**TASK DESCRIPTION**
Could you restate the entries below word for word?

(Items from a dataset)
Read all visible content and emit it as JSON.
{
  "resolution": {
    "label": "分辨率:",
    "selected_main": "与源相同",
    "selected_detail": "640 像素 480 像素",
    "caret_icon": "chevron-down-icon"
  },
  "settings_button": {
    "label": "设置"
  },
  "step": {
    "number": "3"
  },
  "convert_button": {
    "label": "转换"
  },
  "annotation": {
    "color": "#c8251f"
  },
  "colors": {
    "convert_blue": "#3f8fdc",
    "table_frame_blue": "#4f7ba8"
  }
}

**EXERCISE RESULT**
Read all visible content and emit it as JSON.
{
  "resolution": {
    "label": "分辨率:",
    "selected_main": "与源相同",
    "selected_detail": "640 像素 480 像素",
    "caret_icon": "chevron-down-icon"
  },
  "settings_button": {
    "label": "设置"
  },
  "step": {
    "number": "3"
  },
  "convert_button": {
    "label": "转换"
  },
  "annotation": {
    "color": "#c8251f"
  },
  "colors": {
    "convert_blue": "#3f8fdc",
    "table_frame_blue": "#4f7ba8"
  }
}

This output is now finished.